Scotland produces its own money, so if taking out money in Scotland, you will most likely receive Scottish notes. Both Scottish and English notes can be used all across both countries, so don’t worry if you have Scottish notes left over at the end of your trip. £50 notes are slightly harder to use, especially in rural areas, or in contexts where people might not have enough change. Do try to carry some change on you, especially if you’re driving for parking meters or occasionally for public toilets. In rural areas, ATMs are often located inside the village shop, and thus are only accessible during the shop’s opening hours.
In Scotland, the custom with tipping is slightly different from other countries. It is customary to tip 10-15% at restaurants, but it is not always necessary to tip in cafes or bars. Cafes often have a tip jar by the counter where you’re welcome to leave your change, but there is no set percentage that you should leave. Driver-guides and tour-guides would also expect around 10-15%. Hotel porters and taxi drivers often receive £2 to £5; when paying for a taxi, people usually round up to the nearest paper note, i.e. and £8 fare is rounded up to £10.
Please note that Scottish culture considers tipping a personal decision and you should base the level of gratuity on the level of service.
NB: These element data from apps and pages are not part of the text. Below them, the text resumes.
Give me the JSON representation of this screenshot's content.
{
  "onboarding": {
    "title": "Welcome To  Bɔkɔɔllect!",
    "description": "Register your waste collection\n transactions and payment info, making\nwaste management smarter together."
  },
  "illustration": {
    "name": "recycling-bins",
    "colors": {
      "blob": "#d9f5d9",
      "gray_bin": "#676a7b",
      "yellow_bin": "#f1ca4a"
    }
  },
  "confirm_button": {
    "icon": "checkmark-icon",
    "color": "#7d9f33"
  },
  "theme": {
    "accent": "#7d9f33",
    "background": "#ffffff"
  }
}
The above is just a guideline for reference.
Scotland has very liberal access laws, allowing the public to enjoy discovering almost all corners of the country. You can walk just about anywhere, including across farmland, as long as the land, owners' privacy and property are respected. Be aware of other land users, too.
The Highlands is host to a number of country sports throughout the year, including shooting and fishing. If you are unsure about access, it is advisable to contact landowners where possible.
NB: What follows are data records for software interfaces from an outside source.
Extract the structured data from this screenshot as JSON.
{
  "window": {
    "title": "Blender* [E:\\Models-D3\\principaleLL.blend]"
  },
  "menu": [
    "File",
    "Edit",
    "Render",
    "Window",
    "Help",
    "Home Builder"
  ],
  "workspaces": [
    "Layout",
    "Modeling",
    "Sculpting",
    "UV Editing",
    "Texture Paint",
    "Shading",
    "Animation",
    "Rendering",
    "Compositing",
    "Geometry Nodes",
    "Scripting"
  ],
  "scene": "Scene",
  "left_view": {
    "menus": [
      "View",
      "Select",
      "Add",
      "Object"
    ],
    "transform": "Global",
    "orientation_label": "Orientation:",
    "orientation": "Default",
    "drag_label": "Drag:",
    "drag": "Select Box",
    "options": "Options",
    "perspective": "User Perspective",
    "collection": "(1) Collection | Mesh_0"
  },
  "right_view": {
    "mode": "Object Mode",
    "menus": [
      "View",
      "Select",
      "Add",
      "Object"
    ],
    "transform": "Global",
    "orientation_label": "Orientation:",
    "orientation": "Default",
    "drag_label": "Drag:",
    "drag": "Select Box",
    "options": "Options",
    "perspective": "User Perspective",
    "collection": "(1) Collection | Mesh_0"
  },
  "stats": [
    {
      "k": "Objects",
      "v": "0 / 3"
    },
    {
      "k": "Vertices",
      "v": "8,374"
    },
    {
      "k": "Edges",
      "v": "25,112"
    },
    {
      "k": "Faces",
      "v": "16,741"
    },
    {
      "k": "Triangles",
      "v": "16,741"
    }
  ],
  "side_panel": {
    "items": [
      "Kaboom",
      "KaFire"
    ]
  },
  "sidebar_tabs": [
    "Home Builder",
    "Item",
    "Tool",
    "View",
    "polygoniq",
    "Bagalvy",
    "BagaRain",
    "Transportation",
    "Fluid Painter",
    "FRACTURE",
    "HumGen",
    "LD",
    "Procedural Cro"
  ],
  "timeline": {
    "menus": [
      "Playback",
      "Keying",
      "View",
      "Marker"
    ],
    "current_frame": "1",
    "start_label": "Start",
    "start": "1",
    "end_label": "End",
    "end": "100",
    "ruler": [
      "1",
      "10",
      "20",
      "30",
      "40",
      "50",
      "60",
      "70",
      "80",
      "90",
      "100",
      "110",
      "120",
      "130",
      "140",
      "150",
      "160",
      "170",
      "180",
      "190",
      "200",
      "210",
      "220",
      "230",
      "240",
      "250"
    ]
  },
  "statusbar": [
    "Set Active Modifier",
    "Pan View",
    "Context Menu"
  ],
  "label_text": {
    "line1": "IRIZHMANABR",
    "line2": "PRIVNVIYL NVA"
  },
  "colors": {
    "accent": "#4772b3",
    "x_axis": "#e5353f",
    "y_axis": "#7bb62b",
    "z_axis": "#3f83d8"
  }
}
You might have heard of the infamous Scottish midges, tiny flies that appear suddenly in great numbers if the right situation arises. Fortunately, they are very picky about their appearances: they like areas near still water, prefer cloudy, damp weather, and when the wind is under 5 mph. They are also easily deterred by smoke, as well as repellents such as ‘Smidge’ or even ‘Avon Skin So Soft’, which you will find in shops in any area midges frequent.
Unfortunately, as Rabbie Burns once wrote, even the best-laid plans of mice and men often go awry. That is why we strongly recommend taking out Travel Insurance to cover all eventualities.
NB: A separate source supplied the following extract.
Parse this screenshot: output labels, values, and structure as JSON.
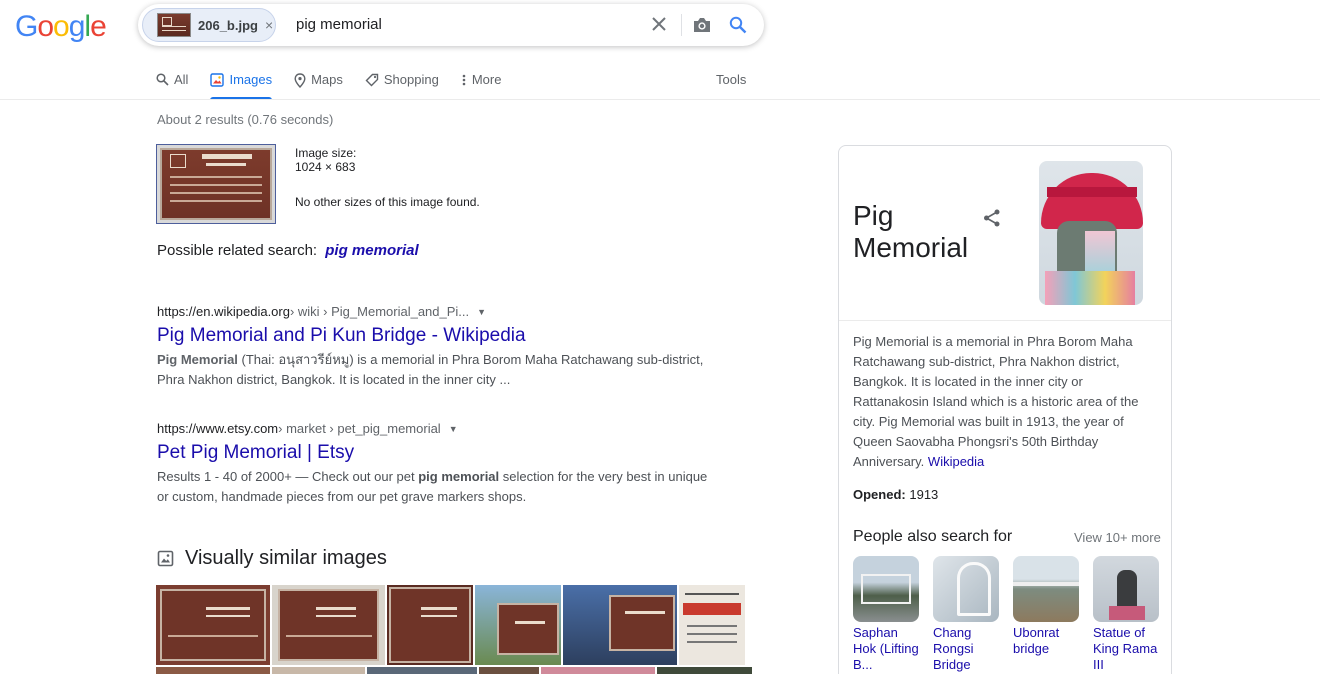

Phone service and strong Wi-Fi will be easy to access in any Scottish city. Most cafes and pubs will provide free Wi-Fi to their clients, so you should never be too far away from a connection. In more remote areas it can be a little trickier, and phone reception in Highland glens is notoriously patchy. You shouldn’t struggle too much to regain signal or find a Wi-Fi connection once you have reached a town or village, but make sure you make any urgent calls before you set off for a full day of discovering Scotland’s magnificent landscapes and varied nature.
In Scotland, like the UK, the power plugs and sockets are of type G, with three flat pins. This means that people travelling from abroad will most likely need an adaptor to plug in their appliances.